Aim of the exercise | The required answer is every line of the data containing the word "title".

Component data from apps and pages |
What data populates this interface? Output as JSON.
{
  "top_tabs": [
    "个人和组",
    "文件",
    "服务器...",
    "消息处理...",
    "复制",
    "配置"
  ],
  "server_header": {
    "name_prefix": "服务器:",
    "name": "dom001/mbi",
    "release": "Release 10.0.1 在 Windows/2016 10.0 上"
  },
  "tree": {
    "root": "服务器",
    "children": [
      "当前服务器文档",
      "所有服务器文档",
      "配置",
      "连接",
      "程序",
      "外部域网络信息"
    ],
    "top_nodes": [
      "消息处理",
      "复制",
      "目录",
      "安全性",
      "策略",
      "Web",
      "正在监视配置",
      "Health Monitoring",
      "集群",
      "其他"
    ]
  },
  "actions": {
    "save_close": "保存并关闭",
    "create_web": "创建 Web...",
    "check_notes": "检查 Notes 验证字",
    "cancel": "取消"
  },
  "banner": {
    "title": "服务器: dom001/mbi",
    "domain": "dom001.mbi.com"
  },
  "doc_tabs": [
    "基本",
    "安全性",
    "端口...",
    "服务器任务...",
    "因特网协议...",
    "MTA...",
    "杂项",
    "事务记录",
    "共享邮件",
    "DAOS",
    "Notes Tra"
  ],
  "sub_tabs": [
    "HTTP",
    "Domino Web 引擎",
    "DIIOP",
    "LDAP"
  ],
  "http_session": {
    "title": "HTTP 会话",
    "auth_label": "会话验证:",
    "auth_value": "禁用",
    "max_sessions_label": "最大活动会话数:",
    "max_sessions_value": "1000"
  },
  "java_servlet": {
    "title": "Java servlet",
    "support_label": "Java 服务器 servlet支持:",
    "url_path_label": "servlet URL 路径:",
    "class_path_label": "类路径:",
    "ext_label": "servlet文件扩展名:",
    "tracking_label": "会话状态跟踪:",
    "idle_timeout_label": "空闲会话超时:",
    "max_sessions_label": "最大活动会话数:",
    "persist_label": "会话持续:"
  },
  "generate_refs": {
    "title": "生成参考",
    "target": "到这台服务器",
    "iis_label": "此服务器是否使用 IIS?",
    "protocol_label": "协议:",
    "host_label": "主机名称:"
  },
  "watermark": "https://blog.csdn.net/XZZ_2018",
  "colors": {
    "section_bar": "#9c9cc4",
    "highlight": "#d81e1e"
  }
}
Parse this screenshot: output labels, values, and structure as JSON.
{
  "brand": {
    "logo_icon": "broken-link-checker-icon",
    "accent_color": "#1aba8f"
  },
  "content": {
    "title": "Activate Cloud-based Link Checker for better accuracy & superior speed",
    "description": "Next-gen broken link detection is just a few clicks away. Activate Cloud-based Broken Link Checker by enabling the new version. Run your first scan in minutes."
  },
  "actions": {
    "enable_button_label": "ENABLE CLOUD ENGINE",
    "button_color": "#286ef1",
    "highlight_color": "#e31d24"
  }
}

Answer area |
    "title": "服务器: dom001/mbi",
    "title": "HTTP 会话",
    "title": "Java servlet",
    "title": "生成参考",
    "title": "Activate Cloud-based Link Checker for better accuracy & superior speed",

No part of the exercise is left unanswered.